There is no clinging to the old if one is to welcome in the new, and the contrast between past years and the night ahead became especially apparent as I selected sleek evening attire before sitting down to write. I won?t be welcoming the coming year clad in familiar yoga togs or comfy home attire. I won?t be surrounded by family or dozens of dear friends. Instead, I will be wearing a silky dress, black heels, and sparkling jewelry. There will be no piroshki on my plate, and I fear the menu will not offer a homemade gnocchi with a sauce even approaching the incomparable richness of my mother?s. Bakala, tonight, will be tasted only as a memory.
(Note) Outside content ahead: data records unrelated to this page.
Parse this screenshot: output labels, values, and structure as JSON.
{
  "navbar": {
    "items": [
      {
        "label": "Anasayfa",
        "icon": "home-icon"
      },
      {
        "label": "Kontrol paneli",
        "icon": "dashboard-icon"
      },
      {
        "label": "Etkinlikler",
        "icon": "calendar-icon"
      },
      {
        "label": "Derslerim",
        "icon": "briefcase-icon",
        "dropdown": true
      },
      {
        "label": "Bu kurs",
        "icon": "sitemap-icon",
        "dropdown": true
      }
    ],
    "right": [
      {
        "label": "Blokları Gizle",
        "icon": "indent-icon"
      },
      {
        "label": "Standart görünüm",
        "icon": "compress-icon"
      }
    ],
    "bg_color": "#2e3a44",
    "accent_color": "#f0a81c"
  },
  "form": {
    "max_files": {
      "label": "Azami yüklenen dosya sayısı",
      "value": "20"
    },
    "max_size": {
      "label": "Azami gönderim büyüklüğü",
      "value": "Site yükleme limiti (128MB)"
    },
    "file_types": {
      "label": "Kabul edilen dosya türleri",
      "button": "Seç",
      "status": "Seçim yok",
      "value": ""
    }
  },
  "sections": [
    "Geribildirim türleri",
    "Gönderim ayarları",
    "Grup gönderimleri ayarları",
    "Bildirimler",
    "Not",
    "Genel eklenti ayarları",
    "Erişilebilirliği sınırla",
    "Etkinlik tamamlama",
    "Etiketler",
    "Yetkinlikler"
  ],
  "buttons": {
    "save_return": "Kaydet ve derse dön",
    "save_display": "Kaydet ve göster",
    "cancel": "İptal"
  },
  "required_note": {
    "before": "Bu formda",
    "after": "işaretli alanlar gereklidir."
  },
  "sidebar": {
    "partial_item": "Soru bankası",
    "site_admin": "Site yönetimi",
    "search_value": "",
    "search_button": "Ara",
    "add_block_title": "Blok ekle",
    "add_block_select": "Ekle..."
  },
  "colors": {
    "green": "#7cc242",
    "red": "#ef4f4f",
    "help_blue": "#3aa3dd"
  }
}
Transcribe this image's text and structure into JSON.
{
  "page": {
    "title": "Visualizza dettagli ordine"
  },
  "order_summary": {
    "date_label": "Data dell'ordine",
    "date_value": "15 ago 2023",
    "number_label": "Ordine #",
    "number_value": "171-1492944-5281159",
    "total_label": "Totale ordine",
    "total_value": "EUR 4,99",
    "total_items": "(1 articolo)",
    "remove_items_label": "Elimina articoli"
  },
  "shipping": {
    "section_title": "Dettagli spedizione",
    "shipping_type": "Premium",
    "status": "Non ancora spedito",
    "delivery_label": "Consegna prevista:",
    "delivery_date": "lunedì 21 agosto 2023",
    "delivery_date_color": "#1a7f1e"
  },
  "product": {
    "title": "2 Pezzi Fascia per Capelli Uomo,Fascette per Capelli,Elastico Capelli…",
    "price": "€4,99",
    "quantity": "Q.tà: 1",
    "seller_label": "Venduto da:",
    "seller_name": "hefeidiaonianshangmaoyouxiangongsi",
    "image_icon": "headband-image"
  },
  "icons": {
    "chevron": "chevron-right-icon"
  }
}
Yes, tonight?s dinner won?t be a familiar repast, and there will be few familiar faces in the crowd, but the evening ahead beckons me with tones of newness and unfamiliar delights. I hear Elvin Bishop is playing, and my feet are aching to dance. Besides, I know where to find a bowlful of pennies and a tidy linen towel. I?ve plenty of honey in the kitchen, and garlic is at hand.
And so, before my doorbell rings, I?ve an outfit to change into, some copper coins to run through my fingers, and a clove of garlic to dip in a dollop of honey. I?ll chew and savor every last bit in gratitude and inquisitive acceptance?